Major life changes are among factors that cause anxiety, and one of these changes is surgery. Emotional reactions to surgery have specific effects on the intensity and velocity as well as the process of physical disease. In addition, they can cause delay in patients recovery. This study is aimed at determining the relationship between religious beliefs and preoperative anxiety.
This survey is a correlational study to assess the relationship between religious beliefs and preoperative anxiety of patients undergoing abdominal, orthopaedic, and gynaecologic surgery in educational hospitals. We used the convenience sampling method. The data collection instruments included a questionnaire containing the Spielberger State-Trait Anxiety Inventory (STAI), and another questionnaire formulated by the researcher with queries on religious beliefs and demographic characteristics as well as disease-related information. Analysis of the data was carried out with SPSS software using descriptive and inferential statistics. Results were arranged in three tables.

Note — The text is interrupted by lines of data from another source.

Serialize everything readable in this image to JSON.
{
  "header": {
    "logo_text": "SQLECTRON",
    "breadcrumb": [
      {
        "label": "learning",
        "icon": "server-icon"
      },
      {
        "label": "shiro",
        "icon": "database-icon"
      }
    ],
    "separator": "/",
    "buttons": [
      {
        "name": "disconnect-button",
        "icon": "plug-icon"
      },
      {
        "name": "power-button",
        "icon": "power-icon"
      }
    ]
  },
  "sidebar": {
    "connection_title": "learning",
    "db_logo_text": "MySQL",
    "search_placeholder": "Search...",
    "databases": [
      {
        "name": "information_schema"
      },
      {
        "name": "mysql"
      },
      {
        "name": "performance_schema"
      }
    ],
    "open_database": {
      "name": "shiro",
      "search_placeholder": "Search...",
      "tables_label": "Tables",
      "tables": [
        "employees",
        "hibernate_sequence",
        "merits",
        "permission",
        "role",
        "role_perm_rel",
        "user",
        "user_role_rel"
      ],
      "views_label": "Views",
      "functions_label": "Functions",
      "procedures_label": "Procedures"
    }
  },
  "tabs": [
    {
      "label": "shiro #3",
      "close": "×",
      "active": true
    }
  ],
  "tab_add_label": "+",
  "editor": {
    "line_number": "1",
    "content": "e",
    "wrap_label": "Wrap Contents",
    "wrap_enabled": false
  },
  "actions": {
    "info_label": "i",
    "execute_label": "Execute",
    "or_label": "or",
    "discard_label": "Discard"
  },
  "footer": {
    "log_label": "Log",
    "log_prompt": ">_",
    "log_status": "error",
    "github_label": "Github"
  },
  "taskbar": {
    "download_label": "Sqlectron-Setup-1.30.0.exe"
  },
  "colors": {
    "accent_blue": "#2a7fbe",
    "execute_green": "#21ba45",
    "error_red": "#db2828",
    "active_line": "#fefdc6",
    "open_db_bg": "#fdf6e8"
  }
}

The findings showed that almost all the subjects had high level of religiosity and moderate level of anxiety. In addition, there was an inverse relationship between religiosity and intensity of anxiety, though this was not statistically significant.
The results of this study can be used as evidence for presenting religious counselling and spiritual interventions for individuals undergoing stress. Finally, based on the results of this study, the researcher suggested some recommendations for applying results and conducting further research.